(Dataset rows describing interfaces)
——
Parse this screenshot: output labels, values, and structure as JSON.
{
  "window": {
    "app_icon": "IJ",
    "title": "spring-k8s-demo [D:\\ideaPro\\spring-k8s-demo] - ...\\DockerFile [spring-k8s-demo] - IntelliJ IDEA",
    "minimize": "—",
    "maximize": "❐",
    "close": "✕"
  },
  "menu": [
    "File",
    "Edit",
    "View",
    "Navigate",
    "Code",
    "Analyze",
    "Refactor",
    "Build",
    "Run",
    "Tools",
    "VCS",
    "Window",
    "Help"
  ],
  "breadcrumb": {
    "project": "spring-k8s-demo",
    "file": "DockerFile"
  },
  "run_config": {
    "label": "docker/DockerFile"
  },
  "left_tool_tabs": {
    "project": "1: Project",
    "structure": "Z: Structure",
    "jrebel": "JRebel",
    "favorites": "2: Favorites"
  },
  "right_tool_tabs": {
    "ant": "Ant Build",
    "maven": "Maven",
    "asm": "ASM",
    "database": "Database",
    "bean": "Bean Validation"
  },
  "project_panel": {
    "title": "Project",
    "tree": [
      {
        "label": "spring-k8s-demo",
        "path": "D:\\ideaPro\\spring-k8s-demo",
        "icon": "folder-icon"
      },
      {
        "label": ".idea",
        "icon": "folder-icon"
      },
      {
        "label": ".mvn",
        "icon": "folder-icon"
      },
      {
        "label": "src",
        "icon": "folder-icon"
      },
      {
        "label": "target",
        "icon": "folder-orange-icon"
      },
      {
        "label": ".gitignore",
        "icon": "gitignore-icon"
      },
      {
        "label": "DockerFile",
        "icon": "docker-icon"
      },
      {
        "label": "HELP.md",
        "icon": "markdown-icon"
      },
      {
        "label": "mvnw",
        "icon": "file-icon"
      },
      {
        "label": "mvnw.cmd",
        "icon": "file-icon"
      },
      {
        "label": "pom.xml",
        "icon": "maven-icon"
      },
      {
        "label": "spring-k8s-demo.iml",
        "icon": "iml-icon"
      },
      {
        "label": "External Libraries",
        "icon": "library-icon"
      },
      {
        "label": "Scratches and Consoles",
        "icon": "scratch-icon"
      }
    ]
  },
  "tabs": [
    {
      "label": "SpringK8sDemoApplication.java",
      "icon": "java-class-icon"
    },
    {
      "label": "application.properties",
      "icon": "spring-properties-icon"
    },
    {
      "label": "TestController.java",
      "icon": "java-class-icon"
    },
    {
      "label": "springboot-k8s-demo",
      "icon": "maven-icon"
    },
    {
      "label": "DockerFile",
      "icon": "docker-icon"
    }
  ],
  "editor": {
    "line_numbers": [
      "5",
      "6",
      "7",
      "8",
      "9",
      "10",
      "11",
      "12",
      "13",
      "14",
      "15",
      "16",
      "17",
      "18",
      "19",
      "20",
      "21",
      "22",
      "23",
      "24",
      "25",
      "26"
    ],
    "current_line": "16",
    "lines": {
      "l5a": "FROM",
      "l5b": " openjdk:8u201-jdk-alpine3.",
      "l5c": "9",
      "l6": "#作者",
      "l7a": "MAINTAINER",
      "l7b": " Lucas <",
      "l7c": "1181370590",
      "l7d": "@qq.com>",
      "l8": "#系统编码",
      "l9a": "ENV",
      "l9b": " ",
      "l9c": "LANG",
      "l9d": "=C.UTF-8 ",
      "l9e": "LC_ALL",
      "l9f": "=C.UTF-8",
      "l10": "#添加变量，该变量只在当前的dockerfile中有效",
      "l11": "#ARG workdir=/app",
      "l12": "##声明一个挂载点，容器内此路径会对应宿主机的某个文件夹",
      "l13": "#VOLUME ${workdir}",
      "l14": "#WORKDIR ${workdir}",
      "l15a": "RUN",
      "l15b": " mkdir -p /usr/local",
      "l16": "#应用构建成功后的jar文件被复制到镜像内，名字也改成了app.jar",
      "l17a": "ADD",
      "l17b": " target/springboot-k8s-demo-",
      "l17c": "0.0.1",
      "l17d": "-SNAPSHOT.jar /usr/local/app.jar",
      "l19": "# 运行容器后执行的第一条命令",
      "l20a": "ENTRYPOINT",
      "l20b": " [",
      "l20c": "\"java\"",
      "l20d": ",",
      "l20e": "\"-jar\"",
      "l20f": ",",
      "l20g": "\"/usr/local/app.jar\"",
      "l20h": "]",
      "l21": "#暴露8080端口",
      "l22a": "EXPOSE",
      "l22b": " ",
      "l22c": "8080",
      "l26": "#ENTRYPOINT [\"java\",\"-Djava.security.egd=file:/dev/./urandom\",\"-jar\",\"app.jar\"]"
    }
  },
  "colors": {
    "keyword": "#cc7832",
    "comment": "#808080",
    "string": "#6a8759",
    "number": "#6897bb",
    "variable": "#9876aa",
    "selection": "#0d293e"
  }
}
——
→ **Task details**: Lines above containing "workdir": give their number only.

→ **Task result**: 3